Demand has been growing very nicely for 5-6 years now since the end of the Great Recession and supply growth has been below expectations, given the level of demand increase. The area where we haven’t seen as much real growth is in pricing. In fact, it wasn’t until Q3 of 2015 that average daily room rates (ADR) returned to the previous cyclical peak. So in this regard, it has been a slow recovery considering the record occupancy levels. Good news for investors: the mix between occupancy and ADR is decidedly in favor of ADR, which produces greater NOI growth. Supply growth is continuing to accelerate and Jack Corgel, Senior Advisor to PKF-CBRE Hotels and Professor at Cornell Univeristy, said he expects to see continued increases in ADR with slight increases in occupancy.
However, we can’t ignore the sharing economy. Robert Habeeb with First Hospitality Group said that the sharing economy is really becoming a big factor in the hotel industry. In 2010, less than 5% of consumers said that they have stayed in a shared accommodation and in 2015 that number is up to 30% and growing. Deloitte’s 17th annual outlook report, Commercial Real Estate Redefined, lists the collaborative economy as a theme they “believe will result in significant disruption for the CRE industry over the next decade.”
For the hospitality sector, it all comes down to Airbnb. “You see a real acceptance by consumers of sites like Airbnb and a willingness to stand private accommodation rather than the hotels and that clearly will have an impact in our business as time goes on. We as an industry are really pushing back on this model because it's unlicensed, unregulated, untaxed and we feel it presents an unfair playing field for hotels and as that segment of the economy keeps growing with what you see a fairly significant impact on the performance eventually,” said Habeeb.
Woodworth agreed that the awareness of that option is growing exponentially but pointed out that the record conditions in the U.S. lodging industry are truly remarkable given the sharing economy and specifically Airbnb’s phenomenal growth over last three or four years.
Will Interest Rates Impact Values?
Corgel concludes that a rise in interest rates effect on value isn’t as highly sensitive as one would think. He did an analysis using hotel cap rate data going back into the 90s and found that a 150 basis point increase in the nominal interest rate (the 10 -Year Treasury), would generate about a 50 basis point increase in the hotel cap rate. The nominal interest rateis comprised of two parts: real rate and expected inflation.
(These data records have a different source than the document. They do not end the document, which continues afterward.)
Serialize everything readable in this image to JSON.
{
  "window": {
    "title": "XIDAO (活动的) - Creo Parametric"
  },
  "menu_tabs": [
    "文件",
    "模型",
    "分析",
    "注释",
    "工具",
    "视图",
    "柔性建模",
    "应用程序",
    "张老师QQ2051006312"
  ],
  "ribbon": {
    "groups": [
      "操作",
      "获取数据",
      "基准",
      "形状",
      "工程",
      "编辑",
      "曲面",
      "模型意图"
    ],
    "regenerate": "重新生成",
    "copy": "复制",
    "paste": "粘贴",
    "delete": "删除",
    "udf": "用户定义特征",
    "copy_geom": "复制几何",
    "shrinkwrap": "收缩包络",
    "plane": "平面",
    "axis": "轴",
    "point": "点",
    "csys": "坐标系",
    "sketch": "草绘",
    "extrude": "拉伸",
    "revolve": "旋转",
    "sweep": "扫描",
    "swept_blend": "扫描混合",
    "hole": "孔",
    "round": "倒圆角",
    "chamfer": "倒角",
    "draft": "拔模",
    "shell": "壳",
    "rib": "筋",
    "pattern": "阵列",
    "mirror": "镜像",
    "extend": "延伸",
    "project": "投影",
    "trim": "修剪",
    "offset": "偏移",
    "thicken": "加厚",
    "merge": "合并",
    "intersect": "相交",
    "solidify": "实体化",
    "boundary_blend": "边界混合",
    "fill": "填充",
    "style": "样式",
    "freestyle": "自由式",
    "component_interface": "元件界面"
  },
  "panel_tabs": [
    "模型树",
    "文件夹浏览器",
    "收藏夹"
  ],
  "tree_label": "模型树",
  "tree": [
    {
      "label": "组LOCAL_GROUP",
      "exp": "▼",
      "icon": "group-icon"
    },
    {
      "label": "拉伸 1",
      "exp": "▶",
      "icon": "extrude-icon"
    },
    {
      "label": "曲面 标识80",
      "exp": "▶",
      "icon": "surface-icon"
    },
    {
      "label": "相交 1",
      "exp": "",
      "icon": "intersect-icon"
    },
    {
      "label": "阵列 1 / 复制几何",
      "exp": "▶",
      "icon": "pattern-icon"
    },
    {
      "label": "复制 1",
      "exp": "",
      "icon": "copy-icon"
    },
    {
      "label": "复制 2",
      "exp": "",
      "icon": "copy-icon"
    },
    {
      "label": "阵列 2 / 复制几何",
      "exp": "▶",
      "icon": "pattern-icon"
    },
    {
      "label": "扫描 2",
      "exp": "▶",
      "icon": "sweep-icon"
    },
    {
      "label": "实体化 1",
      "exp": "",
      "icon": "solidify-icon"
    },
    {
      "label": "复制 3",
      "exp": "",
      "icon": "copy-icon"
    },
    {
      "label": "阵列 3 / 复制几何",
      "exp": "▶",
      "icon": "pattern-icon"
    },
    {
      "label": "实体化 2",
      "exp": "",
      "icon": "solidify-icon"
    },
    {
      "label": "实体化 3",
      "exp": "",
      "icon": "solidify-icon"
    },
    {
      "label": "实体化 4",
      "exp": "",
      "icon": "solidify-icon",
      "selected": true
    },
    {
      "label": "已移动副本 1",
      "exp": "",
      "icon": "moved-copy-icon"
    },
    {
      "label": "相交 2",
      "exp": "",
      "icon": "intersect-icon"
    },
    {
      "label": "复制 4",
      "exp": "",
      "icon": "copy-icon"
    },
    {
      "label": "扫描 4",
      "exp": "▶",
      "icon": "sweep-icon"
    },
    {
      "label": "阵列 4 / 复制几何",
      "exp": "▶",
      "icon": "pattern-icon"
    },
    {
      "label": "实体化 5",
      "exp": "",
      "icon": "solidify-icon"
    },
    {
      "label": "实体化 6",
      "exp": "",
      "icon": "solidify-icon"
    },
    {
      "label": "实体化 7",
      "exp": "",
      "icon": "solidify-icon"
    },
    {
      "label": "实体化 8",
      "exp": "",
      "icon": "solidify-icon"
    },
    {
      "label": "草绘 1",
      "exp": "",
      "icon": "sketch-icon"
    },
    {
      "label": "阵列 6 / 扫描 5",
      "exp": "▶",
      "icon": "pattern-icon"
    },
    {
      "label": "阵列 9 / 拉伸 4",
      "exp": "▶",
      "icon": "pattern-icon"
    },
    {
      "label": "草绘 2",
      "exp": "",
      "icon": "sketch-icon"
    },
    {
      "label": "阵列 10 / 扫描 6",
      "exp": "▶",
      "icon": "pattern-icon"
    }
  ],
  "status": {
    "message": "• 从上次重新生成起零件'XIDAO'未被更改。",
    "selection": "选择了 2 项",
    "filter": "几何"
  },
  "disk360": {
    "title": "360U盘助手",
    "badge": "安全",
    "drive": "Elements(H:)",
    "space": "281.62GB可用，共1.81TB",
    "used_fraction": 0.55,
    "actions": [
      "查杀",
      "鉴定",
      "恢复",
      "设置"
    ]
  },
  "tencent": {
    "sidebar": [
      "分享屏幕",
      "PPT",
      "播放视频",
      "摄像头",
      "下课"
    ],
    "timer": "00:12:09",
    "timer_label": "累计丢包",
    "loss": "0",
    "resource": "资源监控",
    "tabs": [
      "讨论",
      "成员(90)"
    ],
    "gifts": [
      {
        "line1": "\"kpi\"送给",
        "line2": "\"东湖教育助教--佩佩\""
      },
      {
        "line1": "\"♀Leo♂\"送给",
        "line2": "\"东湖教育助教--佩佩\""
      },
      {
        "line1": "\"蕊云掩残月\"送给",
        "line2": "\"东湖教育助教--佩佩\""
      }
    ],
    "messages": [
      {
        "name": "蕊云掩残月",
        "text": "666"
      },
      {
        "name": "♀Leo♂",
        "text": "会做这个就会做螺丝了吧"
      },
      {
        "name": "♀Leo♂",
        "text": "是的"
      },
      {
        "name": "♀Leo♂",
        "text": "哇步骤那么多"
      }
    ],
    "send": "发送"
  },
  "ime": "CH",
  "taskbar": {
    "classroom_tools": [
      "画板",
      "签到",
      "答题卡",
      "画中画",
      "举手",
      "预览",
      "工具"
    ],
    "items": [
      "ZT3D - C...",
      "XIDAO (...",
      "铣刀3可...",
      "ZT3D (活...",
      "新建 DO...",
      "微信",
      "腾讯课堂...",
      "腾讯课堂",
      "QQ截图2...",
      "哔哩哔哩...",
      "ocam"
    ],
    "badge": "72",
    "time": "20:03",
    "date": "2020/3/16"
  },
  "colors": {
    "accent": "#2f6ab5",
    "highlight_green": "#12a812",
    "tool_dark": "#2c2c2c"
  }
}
With low expected inflation, any increase in the rate is going to be attributable to real interest rate movements and we’re below the long-run average on that. The cap rate is a much more complicated entity in the sense that there's an NOI growth built-in, and there's risk premiums in the real estate markets built-in. So even though nominal interest rates are the most important component of cap rates, the expectation is that NOI growth is going to continue to be attractive, and strong bottom-line profit lift will offset any decrease in value.
Spotlight on Atlanta
Certain parts of Atlanta are booming. The Georgia 400 N. corridor has some hotel projects that are coming in there and we think that there's room for even more. There’s also a lot of interest in the Atlanta airport and categorically we seen a lot of interest in airports around the country for new development activities. PKF-CBRE has been working closely with the Georgia World Congress Center, as they're very interested in establishing some form of a public-private entity to help stimulate the development of a new hotel right there at the convention center. Again, we’re seeing lots of that kind of activity around the country.